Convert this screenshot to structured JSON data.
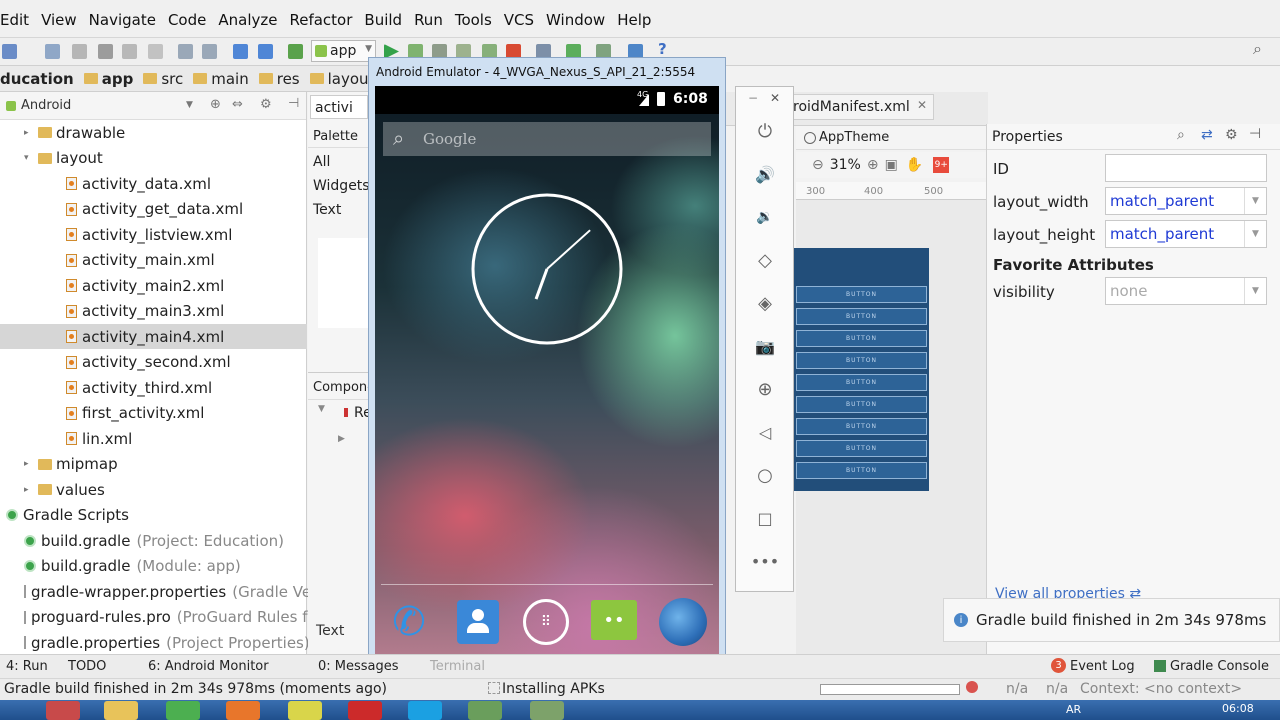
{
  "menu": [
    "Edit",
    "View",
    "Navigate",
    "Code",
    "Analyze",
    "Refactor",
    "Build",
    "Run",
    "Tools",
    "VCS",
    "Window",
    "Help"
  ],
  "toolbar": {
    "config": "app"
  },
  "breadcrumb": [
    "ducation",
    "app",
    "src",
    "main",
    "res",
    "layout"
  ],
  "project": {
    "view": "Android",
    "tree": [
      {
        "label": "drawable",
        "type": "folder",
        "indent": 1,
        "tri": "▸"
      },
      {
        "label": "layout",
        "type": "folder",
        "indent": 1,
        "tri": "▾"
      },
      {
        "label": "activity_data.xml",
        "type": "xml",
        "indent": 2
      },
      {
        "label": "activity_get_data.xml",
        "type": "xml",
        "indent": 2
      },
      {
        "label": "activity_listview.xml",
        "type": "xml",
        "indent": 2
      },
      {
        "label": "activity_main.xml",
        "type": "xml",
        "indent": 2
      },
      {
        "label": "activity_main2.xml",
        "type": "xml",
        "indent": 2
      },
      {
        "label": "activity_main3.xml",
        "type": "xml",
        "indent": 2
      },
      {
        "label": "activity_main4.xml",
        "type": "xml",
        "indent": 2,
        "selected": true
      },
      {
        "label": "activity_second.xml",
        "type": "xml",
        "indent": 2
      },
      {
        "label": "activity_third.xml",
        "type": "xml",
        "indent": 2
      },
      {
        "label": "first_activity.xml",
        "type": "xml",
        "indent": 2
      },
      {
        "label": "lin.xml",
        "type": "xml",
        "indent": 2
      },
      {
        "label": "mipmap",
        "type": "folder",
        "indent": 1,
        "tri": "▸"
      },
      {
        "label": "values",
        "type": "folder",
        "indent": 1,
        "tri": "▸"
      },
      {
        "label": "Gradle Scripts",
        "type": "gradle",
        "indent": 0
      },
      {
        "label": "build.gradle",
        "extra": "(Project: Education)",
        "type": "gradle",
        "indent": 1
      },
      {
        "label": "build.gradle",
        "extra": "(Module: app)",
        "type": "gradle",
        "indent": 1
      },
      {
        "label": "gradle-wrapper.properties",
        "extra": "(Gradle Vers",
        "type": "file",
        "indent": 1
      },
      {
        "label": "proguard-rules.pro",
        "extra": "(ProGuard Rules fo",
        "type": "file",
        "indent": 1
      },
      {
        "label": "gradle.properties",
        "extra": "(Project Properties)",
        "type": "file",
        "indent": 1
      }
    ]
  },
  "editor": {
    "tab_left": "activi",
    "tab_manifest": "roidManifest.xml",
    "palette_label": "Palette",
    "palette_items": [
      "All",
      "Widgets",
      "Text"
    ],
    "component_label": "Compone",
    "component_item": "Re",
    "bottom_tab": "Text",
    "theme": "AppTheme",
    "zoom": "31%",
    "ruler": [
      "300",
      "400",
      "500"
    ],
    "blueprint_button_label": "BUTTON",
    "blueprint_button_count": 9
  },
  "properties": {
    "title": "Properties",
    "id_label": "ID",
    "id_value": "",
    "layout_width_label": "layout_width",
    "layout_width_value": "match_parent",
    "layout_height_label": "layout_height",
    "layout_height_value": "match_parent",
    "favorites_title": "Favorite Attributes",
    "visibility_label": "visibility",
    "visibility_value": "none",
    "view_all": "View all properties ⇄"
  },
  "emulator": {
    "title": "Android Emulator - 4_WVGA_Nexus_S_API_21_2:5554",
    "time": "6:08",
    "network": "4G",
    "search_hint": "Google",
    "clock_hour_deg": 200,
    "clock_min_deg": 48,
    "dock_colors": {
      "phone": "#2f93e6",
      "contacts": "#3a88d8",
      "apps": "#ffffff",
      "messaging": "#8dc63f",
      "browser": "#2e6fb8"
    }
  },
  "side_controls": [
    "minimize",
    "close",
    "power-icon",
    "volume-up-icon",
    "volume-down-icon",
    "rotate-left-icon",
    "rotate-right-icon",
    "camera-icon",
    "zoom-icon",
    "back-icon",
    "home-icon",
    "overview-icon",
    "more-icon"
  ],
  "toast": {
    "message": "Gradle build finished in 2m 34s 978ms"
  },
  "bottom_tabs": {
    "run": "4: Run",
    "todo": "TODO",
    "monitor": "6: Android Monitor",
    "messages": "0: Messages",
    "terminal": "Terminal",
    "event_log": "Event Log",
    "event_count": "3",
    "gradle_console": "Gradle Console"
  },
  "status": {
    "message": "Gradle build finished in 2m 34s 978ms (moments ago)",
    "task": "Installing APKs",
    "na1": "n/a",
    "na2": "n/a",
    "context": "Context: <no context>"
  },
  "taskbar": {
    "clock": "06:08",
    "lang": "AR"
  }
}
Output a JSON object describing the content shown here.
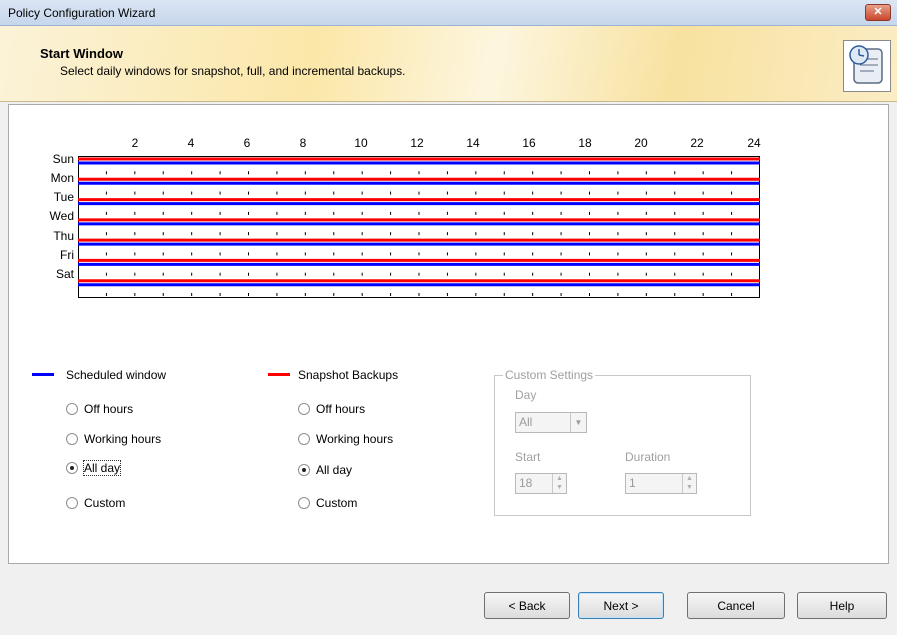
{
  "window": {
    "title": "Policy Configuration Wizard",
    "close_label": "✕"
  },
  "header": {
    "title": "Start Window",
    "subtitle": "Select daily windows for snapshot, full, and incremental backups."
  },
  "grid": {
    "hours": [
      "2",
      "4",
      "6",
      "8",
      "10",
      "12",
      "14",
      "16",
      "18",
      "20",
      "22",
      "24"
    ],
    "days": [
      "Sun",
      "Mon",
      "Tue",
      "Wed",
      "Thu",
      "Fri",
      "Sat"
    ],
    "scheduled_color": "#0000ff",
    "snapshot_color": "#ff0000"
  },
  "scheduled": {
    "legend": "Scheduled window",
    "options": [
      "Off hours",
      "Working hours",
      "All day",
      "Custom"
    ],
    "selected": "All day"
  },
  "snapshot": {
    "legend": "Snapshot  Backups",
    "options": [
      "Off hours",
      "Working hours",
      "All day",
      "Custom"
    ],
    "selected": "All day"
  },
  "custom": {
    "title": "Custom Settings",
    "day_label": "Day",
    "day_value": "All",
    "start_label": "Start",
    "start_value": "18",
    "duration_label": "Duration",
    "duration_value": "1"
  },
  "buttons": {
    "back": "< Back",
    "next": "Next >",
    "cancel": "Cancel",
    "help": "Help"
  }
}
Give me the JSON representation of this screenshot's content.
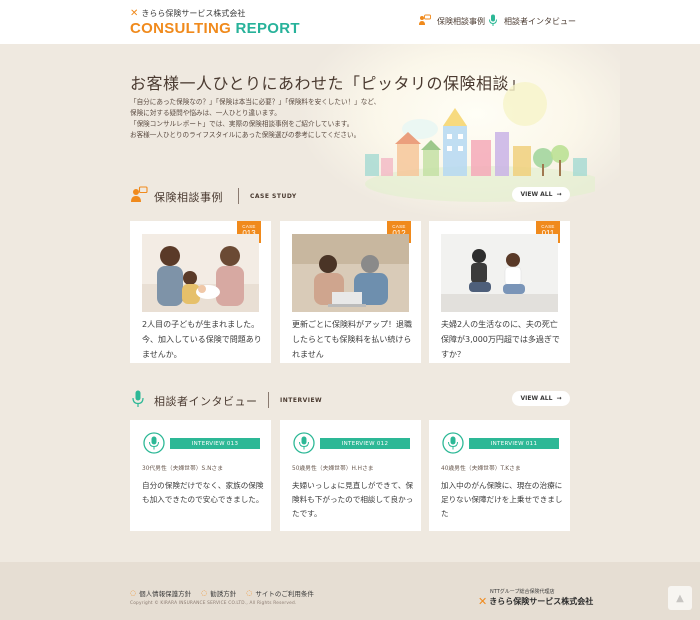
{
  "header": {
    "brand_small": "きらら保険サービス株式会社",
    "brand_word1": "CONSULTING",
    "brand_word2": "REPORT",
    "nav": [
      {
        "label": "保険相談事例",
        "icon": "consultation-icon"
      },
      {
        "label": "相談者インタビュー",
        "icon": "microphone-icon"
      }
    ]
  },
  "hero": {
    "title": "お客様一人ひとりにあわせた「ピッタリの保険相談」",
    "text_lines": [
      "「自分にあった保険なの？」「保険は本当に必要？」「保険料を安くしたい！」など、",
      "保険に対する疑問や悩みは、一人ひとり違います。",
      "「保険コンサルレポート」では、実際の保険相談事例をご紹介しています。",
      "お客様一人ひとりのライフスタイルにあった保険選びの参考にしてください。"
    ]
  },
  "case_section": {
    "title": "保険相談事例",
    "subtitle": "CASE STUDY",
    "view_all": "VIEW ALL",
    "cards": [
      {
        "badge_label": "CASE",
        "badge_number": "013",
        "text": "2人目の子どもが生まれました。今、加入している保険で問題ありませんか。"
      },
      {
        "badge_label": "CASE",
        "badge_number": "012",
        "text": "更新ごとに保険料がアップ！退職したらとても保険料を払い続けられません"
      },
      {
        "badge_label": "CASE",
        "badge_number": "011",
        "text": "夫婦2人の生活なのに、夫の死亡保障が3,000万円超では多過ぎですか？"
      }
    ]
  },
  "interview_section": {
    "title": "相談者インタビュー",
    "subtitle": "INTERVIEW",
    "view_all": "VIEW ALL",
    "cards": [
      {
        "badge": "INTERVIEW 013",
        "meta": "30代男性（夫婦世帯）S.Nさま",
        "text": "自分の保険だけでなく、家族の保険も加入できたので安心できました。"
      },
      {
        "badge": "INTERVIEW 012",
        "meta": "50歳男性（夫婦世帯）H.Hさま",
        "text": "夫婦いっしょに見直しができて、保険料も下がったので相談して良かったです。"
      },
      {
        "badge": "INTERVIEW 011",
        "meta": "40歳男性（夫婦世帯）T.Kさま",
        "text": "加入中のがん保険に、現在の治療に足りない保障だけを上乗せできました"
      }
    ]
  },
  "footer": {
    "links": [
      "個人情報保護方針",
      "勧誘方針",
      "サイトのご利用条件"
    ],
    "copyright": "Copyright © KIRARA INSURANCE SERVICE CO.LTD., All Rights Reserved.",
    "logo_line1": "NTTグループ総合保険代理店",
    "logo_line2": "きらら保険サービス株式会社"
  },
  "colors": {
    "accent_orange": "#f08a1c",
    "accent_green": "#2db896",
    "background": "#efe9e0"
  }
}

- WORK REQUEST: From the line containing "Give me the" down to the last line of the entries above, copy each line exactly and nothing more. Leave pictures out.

- EXERCISE RESPONSE:
Give me the JSON representation of this screenshot's content.
{
  "header": {
    "brand_small": "きらら保険サービス株式会社",
    "brand_word1": "CONSULTING",
    "brand_word2": "REPORT",
    "nav": [
      {
        "label": "保険相談事例",
        "icon": "consultation-icon"
      },
      {
        "label": "相談者インタビュー",
        "icon": "microphone-icon"
      }
    ]
  },
  "hero": {
    "title": "お客様一人ひとりにあわせた「ピッタリの保険相談」",
    "text_lines": [
      "「自分にあった保険なの？」「保険は本当に必要？」「保険料を安くしたい！」など、",
      "保険に対する疑問や悩みは、一人ひとり違います。",
      "「保険コンサルレポート」では、実際の保険相談事例をご紹介しています。",
      "お客様一人ひとりのライフスタイルにあった保険選びの参考にしてください。"
    ]
  },
  "case_section": {
    "title": "保険相談事例",
    "subtitle": "CASE STUDY",
    "view_all": "VIEW ALL",
    "cards": [
      {
        "badge_label": "CASE",
        "badge_number": "013",
        "text": "2人目の子どもが生まれました。今、加入している保険で問題ありませんか。"
      },
      {
        "badge_label": "CASE",
        "badge_number": "012",
        "text": "更新ごとに保険料がアップ！退職したらとても保険料を払い続けられません"
      },
      {
        "badge_label": "CASE",
        "badge_number": "011",
        "text": "夫婦2人の生活なのに、夫の死亡保障が3,000万円超では多過ぎですか？"
      }
    ]
  },
  "interview_section": {
    "title": "相談者インタビュー",
    "subtitle": "INTERVIEW",
    "view_all": "VIEW ALL",
    "cards": [
      {
        "badge": "INTERVIEW 013",
        "meta": "30代男性（夫婦世帯）S.Nさま",
        "text": "自分の保険だけでなく、家族の保険も加入できたので安心できました。"
      },
      {
        "badge": "INTERVIEW 012",
        "meta": "50歳男性（夫婦世帯）H.Hさま",
        "text": "夫婦いっしょに見直しができて、保険料も下がったので相談して良かったです。"
      },
      {
        "badge": "INTERVIEW 011",
        "meta": "40歳男性（夫婦世帯）T.Kさま",
        "text": "加入中のがん保険に、現在の治療に足りない保障だけを上乗せできました"
      }
    ]
  },
  "footer": {
    "links": [
      "個人情報保護方針",
      "勧誘方針",
      "サイトのご利用条件"
    ],
    "copyright": "Copyright © KIRARA INSURANCE SERVICE CO.LTD., All Rights Reserved.",
    "logo_line1": "NTTグループ総合保険代理店",
    "logo_line2": "きらら保険サービス株式会社"
  },
  "colors": {
    "accent_orange": "#f08a1c",
    "accent_green": "#2db896",
    "background": "#efe9e0"
  }
}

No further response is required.